While much of the evidence against Mr. DePape has been in the public sphere for months, one mystery is hanging over the trial as it begins: the identity of “Target 1,” a person whom Mr. DePape has identified to the police as someone he was hoping to lure by taking Ms. Pelosi hostage. Despite objections from the prosecution, Judge Jacqueline Scott Corley has ruled that the defense can call “Target 1” as a witness.
Mr. DePape, who is Canadian and was in the United States illegally when he was arrested, had lived for a time under a tree in a park in Berkeley, Calif., after leaving the home he shared for years with a former romantic partner. He had moved to the Bay Area in his 20s, dabbled in psychedelics, protested the Iraq War and sold hemp bracelets. Later, he worked in carpentry.
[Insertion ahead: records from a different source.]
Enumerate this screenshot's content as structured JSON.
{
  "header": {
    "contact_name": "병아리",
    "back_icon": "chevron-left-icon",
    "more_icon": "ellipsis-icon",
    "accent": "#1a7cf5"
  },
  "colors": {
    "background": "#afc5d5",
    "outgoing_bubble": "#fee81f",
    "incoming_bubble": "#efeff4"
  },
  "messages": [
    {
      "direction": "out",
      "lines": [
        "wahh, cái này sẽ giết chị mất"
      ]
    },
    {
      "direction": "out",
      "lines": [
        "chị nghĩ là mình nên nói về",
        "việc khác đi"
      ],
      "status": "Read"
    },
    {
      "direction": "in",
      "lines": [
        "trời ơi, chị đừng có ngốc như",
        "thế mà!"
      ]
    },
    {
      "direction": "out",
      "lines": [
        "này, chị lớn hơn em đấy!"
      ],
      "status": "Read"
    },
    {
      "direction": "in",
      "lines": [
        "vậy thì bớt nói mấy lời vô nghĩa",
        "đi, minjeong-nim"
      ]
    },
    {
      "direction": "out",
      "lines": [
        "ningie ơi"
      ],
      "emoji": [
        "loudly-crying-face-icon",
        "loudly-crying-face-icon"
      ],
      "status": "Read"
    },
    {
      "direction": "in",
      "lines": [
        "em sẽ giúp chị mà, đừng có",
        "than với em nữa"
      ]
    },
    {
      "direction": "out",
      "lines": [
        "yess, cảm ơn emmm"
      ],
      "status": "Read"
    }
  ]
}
Interviews with people who knew Mr. DePape, as well as an examination of his voluminous online writings, painted a portrait of a man deeply absorbed by some of the most virulent right-wing conspiracy theories. According to his blog posts, the online harassment campaign Gamergate — which began in 2014 and had misogynistic undertones — was an entry point for him into the dark corners of the internet where homophobic and bigoted views flourish.
“We’re at a point now where you can’t actually ignore what’s happening on the dark fringes of the internet,” said Amarnath Amarasingam, a professor at the School of Religion at Queen’s University in Ontario and an expert on extremism. “Because more and more, they are having a spillover effect into real life.”
The attack spawned even more disinformation. Elon Musk promoted a conspiracy that involved male prostitution. Donald J. Trump thought the attack might have been staged. Tucker Carlson raised doubts about the facts, saying he was just “asking questions.”